# EXERCISE
This exercise calls for the records to be returned exactly, with images removed.

(Records excerpted from a collection)
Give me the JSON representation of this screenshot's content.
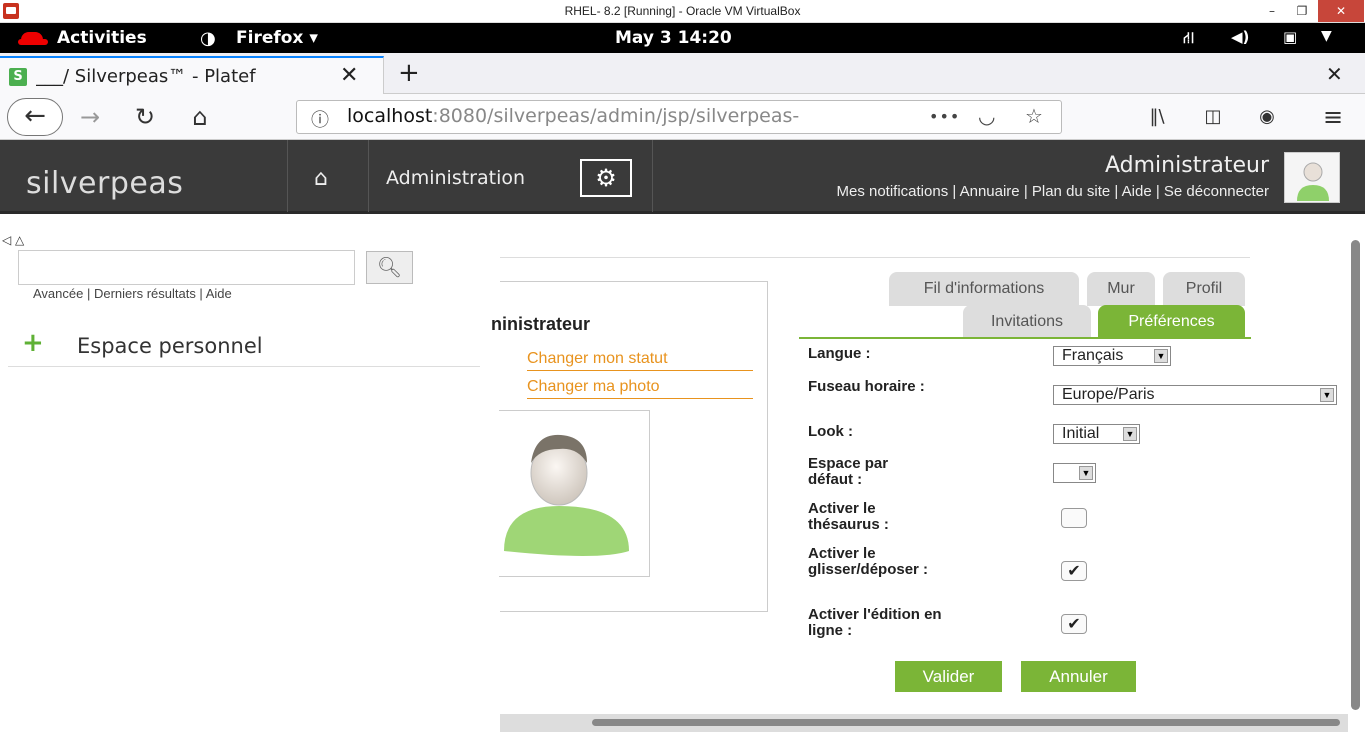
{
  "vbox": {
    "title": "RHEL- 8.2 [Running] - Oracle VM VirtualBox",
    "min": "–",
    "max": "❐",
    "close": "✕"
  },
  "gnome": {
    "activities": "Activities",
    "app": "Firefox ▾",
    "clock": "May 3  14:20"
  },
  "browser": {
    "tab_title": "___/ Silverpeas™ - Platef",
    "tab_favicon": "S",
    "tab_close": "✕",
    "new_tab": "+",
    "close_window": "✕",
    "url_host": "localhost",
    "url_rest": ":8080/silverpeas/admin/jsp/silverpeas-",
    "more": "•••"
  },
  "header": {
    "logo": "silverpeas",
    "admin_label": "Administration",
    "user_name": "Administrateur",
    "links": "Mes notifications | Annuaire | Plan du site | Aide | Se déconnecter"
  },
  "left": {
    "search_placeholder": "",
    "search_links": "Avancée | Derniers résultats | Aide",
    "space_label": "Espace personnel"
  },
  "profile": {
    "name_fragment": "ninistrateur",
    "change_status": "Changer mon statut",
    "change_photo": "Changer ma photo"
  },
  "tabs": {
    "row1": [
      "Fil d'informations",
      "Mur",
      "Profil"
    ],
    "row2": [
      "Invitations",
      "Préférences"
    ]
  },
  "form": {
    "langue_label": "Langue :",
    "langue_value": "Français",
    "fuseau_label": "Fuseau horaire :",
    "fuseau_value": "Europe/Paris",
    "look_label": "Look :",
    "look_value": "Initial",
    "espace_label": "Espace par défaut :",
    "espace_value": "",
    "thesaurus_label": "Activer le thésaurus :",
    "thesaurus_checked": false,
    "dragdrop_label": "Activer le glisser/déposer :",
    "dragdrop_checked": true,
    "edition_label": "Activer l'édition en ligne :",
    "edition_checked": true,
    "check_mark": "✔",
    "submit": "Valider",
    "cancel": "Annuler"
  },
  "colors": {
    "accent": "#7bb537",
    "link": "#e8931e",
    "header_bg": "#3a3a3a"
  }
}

# WRITTEN RESPONSE
Give me the JSON representation of this screenshot's content.
{
  "vbox": {
    "title": "RHEL- 8.2 [Running] - Oracle VM VirtualBox",
    "min": "–",
    "max": "❐",
    "close": "✕"
  },
  "gnome": {
    "activities": "Activities",
    "app": "Firefox ▾",
    "clock": "May 3  14:20"
  },
  "browser": {
    "tab_title": "___/ Silverpeas™ - Platef",
    "tab_favicon": "S",
    "tab_close": "✕",
    "new_tab": "+",
    "close_window": "✕",
    "url_host": "localhost",
    "url_rest": ":8080/silverpeas/admin/jsp/silverpeas-",
    "more": "•••"
  },
  "header": {
    "logo": "silverpeas",
    "admin_label": "Administration",
    "user_name": "Administrateur",
    "links": "Mes notifications | Annuaire | Plan du site | Aide | Se déconnecter"
  },
  "left": {
    "search_placeholder": "",
    "search_links": "Avancée | Derniers résultats | Aide",
    "space_label": "Espace personnel"
  },
  "profile": {
    "name_fragment": "ninistrateur",
    "change_status": "Changer mon statut",
    "change_photo": "Changer ma photo"
  },
  "tabs": {
    "row1": [
      "Fil d'informations",
      "Mur",
      "Profil"
    ],
    "row2": [
      "Invitations",
      "Préférences"
    ]
  },
  "form": {
    "langue_label": "Langue :",
    "langue_value": "Français",
    "fuseau_label": "Fuseau horaire :",
    "fuseau_value": "Europe/Paris",
    "look_label": "Look :",
    "look_value": "Initial",
    "espace_label": "Espace par défaut :",
    "espace_value": "",
    "thesaurus_label": "Activer le thésaurus :",
    "thesaurus_checked": false,
    "dragdrop_label": "Activer le glisser/déposer :",
    "dragdrop_checked": true,
    "edition_label": "Activer l'édition en ligne :",
    "edition_checked": true,
    "check_mark": "✔",
    "submit": "Valider",
    "cancel": "Annuler"
  },
  "colors": {
    "accent": "#7bb537",
    "link": "#e8931e",
    "header_bg": "#3a3a3a"
  }
}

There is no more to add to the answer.